Image result for major lance curtis mayfieldAll but one of Lance’s 45s were written by his friend Curtis Mayfield. Curtis’ own group, the Impressions, were signed to ABC but it was at Okeh where he served his apprenticeship. With his school friends the Butler brothers, Jerry & Billy, he worked out how the simple gospel tunes from their church worked just fine when transposed to idealized teen romance or imagined dances. From the more experienced Davis & Pate he learned stuff, music stuff & business stuff. He was provided with an environment where he did not have to tout his songs around, where he got paid & where he had to sell some records. The glorious “Rhythm” was Okeh 7203 & here is #7204.

Now I don’t want to overstate my case here but Walter Jackson has never failed to hit the spot since that first Okeh selection I bought in the olden days. In the 60s alone there were so many outstanding voices, those obvious ones you take for granted like Otis, Marvin, Aretha & Al Green. Walter Jackson’s smooth, dramatic & powerful vocals are distinctive &, in these golden Okeh years, were of a quality to match the greats. Walter was a Image result for walter jacksoncrooner with soul. When I first heard his version of “My Ship Is Comin’ In” (a hit for the Walker Brothers) it was like…so that’s how that song goes…perfect. His later work does drift to the middle of the road but the Okeh team ensured that his ballads had balls & while the songs were not hits they are classics. “Welcome Home”, a best of collection from these years will make your life better.

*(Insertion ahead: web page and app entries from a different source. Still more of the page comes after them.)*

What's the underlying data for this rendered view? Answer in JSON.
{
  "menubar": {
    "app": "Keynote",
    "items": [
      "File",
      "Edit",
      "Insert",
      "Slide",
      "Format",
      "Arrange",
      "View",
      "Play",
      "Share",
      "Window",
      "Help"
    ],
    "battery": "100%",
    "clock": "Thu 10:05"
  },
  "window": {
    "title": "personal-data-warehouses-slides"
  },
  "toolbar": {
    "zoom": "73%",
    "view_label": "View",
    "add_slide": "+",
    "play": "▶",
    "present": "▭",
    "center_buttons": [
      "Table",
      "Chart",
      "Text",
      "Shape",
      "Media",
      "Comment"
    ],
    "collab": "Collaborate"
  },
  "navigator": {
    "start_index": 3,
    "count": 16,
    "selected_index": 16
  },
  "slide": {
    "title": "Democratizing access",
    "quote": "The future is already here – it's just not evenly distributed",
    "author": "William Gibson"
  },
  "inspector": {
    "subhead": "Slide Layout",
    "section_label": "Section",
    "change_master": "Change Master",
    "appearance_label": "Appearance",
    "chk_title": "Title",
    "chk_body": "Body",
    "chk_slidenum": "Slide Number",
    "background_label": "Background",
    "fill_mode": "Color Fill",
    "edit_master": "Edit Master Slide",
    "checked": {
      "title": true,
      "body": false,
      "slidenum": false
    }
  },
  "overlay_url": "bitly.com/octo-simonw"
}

I did not know that Walter had suffered polio as a child & had to use crutches. The only Y-Tube clip is from the late-70s & has no sound. At a time when Chicago soul was young & quite wonderfully gauche he brought a polish & authority to songs like “It’s All Over” while the budding “Iceman”, Jerry Butler, was watching carefully & taking notes.

Image result for billy butler and the enchantersBilly Butler & the Enchanters were the Junior Impressions of the label. Billy was signed as a teenager. While his older brother was over at Vee Jay Records, recording a mix of Mayfield & standards, he was happy to go with the sweet harmonies, the uptempo, punchy Latin touches that were coming to be recognised as the trademarks of Chicago soul. “I Can’t Work No Longer” was the biggest of a number of releases that were almost trial runs for Curtis, checking out what worked & what didn’t. However successful you can dance to every second of every one of them.

Okeh was never going to be a true rival to Motown or Stax because the major players were on contract & had an eye on their futures. In 1965 Carl Davis, who had continued to work with Gene Chandler, another Chicago great, joined Brunswick where he orchestrated the comeback of Jackie Wilson (Davis produced “Higher & Higher”) & had other hits. Curtis & Pate were now confident that the Impressions were ready for prime time. They concentrated on & succeeded in making the band one of the most influential African American acts of the decade. Later both Davis & Mayfield ran their own labels out of their home city.

Okeh survived for a couple of more years. Walter Jackson hung around & there was a new infusion of energy from rock and roller Larry Williams. Williams, writer of some classic songs brought old hand Little Richard along with young gun Johnny Guitar Watson. The Williams/Watson collaborations are fine examples of energetic soul. It was though, impossible to emulate that short, special period when young men with music on their minds created the soul sound we now associate with their sweet home Chicago.